--- Exercise aim ---
From the entries, copy every line that carries the string "onto".

☆ ☆ ☆ ☆ ☆

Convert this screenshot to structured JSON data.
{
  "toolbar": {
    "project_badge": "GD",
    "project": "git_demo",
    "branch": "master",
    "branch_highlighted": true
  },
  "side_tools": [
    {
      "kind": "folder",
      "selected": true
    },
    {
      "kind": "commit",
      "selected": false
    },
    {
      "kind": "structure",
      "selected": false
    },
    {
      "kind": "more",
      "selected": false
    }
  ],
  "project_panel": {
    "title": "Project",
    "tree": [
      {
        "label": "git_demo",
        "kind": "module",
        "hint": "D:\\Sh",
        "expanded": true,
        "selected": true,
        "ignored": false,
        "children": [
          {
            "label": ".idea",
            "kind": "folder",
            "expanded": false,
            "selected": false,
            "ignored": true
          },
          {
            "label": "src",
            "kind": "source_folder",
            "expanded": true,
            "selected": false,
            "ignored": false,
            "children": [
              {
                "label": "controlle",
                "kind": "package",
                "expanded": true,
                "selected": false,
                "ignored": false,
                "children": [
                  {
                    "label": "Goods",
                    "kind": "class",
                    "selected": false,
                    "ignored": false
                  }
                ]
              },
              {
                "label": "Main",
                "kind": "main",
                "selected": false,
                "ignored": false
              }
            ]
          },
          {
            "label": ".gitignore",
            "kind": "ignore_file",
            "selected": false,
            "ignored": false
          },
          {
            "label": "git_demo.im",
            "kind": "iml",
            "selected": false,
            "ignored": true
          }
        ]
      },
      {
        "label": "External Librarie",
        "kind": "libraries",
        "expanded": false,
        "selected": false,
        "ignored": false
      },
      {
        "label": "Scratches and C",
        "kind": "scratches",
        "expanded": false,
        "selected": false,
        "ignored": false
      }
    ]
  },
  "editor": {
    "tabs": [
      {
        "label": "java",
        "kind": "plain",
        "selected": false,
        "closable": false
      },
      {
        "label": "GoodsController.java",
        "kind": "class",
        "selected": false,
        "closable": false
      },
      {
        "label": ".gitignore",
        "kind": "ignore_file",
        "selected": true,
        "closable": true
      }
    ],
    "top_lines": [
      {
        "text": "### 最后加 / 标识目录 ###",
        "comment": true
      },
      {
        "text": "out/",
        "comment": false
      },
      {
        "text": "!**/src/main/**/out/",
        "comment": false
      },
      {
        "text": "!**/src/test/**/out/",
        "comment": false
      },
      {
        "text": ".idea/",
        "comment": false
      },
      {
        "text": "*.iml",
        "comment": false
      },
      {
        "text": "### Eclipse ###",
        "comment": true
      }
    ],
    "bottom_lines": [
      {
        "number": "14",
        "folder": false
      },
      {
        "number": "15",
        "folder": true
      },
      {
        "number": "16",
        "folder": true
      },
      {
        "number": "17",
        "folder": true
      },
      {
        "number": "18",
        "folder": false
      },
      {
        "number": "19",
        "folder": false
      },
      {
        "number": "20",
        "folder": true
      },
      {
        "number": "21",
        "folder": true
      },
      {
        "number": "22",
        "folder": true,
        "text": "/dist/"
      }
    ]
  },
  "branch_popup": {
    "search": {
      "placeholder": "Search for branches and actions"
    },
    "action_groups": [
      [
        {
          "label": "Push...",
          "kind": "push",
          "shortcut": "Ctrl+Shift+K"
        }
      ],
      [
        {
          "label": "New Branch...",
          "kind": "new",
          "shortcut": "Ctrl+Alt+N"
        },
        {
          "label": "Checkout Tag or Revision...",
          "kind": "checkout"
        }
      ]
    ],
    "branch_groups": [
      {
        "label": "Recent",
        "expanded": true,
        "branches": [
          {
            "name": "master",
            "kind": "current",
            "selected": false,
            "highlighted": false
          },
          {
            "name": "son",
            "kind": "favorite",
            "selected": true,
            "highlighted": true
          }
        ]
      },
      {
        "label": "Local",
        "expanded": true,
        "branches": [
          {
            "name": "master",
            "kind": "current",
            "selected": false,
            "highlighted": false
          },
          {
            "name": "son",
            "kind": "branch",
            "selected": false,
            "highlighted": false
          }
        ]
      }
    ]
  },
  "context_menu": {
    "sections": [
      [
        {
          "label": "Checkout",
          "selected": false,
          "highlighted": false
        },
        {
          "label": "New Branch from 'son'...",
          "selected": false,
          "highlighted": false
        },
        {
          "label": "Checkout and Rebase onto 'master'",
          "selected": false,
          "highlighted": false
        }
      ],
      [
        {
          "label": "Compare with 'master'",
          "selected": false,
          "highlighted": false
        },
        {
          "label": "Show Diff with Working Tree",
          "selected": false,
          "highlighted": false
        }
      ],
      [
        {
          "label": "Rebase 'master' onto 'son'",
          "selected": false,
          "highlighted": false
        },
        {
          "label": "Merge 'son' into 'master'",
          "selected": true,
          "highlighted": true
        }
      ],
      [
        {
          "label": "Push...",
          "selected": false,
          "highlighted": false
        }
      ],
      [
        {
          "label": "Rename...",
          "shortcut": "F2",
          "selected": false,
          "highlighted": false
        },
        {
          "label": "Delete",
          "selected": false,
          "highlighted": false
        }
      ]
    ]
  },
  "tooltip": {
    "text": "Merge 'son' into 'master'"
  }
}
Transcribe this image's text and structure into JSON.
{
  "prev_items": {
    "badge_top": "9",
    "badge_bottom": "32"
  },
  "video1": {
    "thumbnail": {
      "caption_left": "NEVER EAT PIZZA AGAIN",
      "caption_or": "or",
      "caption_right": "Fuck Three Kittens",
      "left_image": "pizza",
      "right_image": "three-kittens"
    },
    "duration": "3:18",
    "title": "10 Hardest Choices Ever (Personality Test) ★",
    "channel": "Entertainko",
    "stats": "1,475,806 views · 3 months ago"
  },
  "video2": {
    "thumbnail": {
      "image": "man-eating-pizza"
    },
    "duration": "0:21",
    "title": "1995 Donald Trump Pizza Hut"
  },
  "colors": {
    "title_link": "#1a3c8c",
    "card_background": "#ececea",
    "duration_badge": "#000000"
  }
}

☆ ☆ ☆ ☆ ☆

--- Response to the exercise ---
          "label": "Checkout and Rebase onto 'master'",
          "label": "Rebase 'master' onto 'son'",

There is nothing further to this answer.